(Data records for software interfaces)
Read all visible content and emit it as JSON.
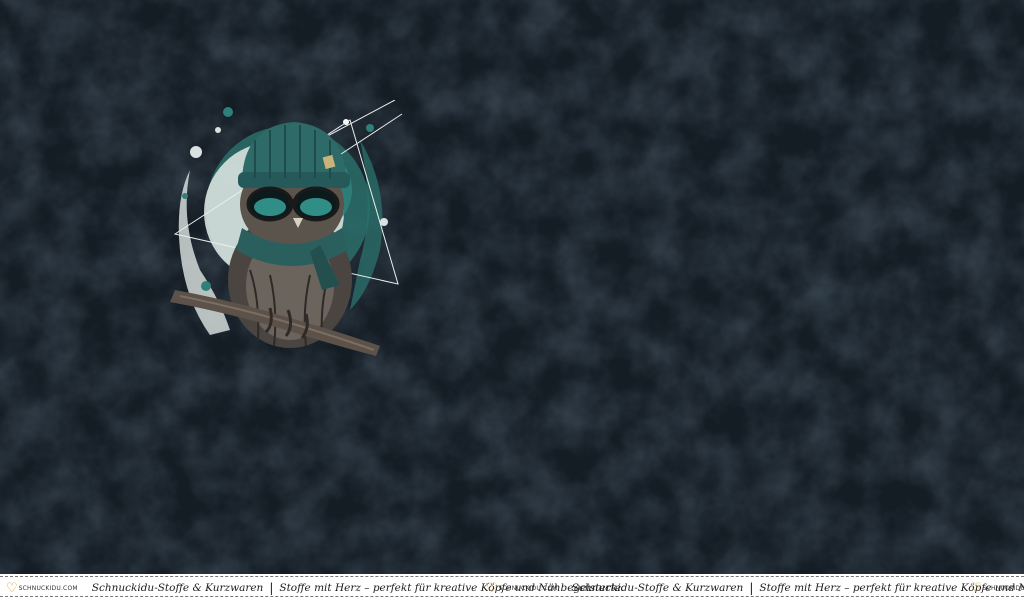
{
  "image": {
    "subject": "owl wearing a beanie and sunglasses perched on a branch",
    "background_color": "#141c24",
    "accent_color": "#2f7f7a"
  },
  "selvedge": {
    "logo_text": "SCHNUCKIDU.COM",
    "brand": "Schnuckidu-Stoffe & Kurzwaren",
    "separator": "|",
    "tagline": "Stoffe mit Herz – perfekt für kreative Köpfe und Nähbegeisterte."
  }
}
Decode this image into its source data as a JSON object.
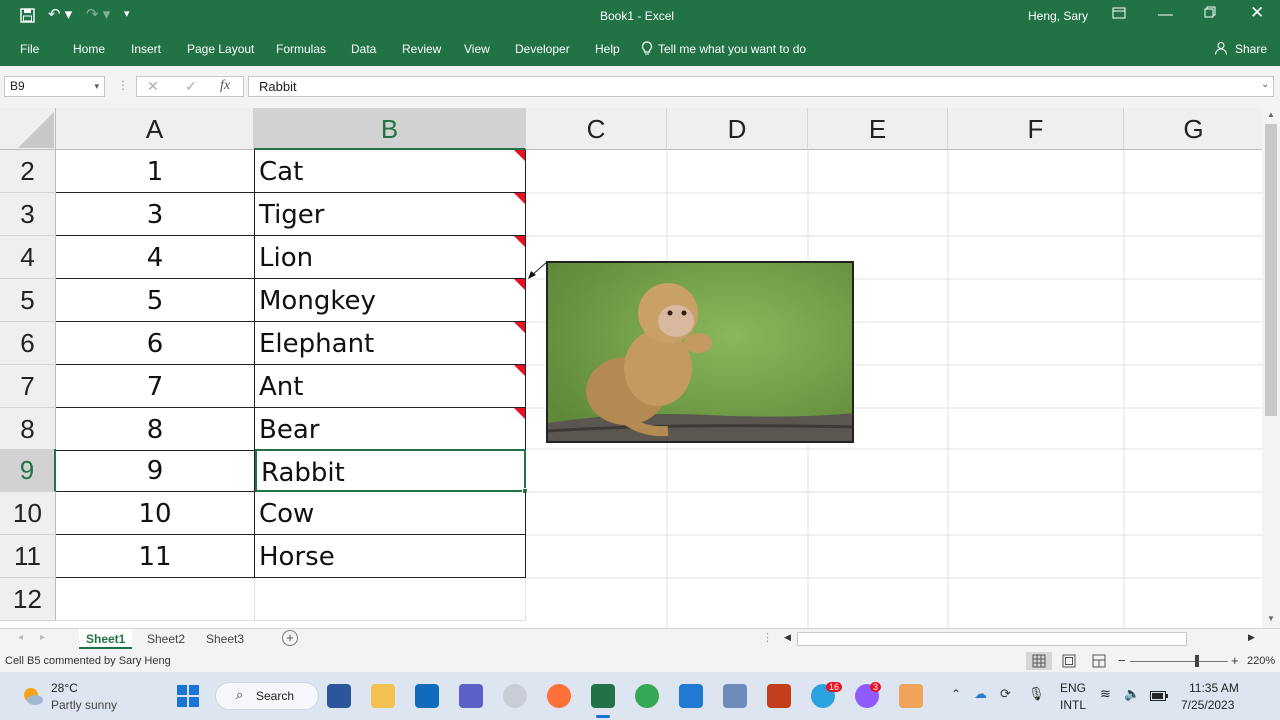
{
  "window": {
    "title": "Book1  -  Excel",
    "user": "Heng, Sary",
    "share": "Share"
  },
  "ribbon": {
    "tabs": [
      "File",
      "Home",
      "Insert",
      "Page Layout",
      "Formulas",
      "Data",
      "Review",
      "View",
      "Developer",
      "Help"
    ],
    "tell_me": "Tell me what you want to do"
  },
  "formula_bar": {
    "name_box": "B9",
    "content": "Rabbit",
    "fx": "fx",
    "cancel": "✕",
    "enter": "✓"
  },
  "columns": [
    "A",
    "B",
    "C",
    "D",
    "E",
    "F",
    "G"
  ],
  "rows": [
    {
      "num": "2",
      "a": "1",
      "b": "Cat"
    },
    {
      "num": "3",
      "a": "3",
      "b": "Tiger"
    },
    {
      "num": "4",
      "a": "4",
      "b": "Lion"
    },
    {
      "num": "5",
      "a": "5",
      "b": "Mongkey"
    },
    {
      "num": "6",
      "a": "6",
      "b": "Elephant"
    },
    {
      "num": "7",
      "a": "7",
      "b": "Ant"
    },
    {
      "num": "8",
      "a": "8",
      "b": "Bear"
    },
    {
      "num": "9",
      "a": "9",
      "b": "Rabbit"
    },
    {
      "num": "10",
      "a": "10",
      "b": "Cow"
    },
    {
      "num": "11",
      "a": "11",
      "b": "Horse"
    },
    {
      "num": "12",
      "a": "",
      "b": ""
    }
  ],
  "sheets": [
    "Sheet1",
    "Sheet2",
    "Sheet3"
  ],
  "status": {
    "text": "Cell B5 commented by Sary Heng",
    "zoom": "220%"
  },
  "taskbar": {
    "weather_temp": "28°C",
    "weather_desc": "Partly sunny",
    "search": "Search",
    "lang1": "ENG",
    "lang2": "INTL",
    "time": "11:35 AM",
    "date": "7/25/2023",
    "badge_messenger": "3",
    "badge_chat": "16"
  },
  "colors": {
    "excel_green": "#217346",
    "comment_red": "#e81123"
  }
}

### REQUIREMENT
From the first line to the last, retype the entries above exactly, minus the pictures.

### PROBLEM SOLUTION
Read all visible content and emit it as JSON.
{
  "image": {
    "subject": "owl wearing a beanie and sunglasses perched on a branch",
    "background_color": "#141c24",
    "accent_color": "#2f7f7a"
  },
  "selvedge": {
    "logo_text": "SCHNUCKIDU.COM",
    "brand": "Schnuckidu-Stoffe & Kurzwaren",
    "separator": "|",
    "tagline": "Stoffe mit Herz – perfekt für kreative Köpfe und Nähbegeisterte."
  }
}
Decode this image into its source data as a JSON object.
{
  "window": {
    "title": "Book1  -  Excel",
    "user": "Heng, Sary",
    "share": "Share"
  },
  "ribbon": {
    "tabs": [
      "File",
      "Home",
      "Insert",
      "Page Layout",
      "Formulas",
      "Data",
      "Review",
      "View",
      "Developer",
      "Help"
    ],
    "tell_me": "Tell me what you want to do"
  },
  "formula_bar": {
    "name_box": "B9",
    "content": "Rabbit",
    "fx": "fx",
    "cancel": "✕",
    "enter": "✓"
  },
  "columns": [
    "A",
    "B",
    "C",
    "D",
    "E",
    "F",
    "G"
  ],
  "rows": [
    {
      "num": "2",
      "a": "1",
      "b": "Cat"
    },
    {
      "num": "3",
      "a": "3",
      "b": "Tiger"
    },
    {
      "num": "4",
      "a": "4",
      "b": "Lion"
    },
    {
      "num": "5",
      "a": "5",
      "b": "Mongkey"
    },
    {
      "num": "6",
      "a": "6",
      "b": "Elephant"
    },
    {
      "num": "7",
      "a": "7",
      "b": "Ant"
    },
    {
      "num": "8",
      "a": "8",
      "b": "Bear"
    },
    {
      "num": "9",
      "a": "9",
      "b": "Rabbit"
    },
    {
      "num": "10",
      "a": "10",
      "b": "Cow"
    },
    {
      "num": "11",
      "a": "11",
      "b": "Horse"
    },
    {
      "num": "12",
      "a": "",
      "b": ""
    }
  ],
  "sheets": [
    "Sheet1",
    "Sheet2",
    "Sheet3"
  ],
  "status": {
    "text": "Cell B5 commented by Sary Heng",
    "zoom": "220%"
  },
  "taskbar": {
    "weather_temp": "28°C",
    "weather_desc": "Partly sunny",
    "search": "Search",
    "lang1": "ENG",
    "lang2": "INTL",
    "time": "11:35 AM",
    "date": "7/25/2023",
    "badge_messenger": "3",
    "badge_chat": "16"
  },
  "colors": {
    "excel_green": "#217346",
    "comment_red": "#e81123"
  }
}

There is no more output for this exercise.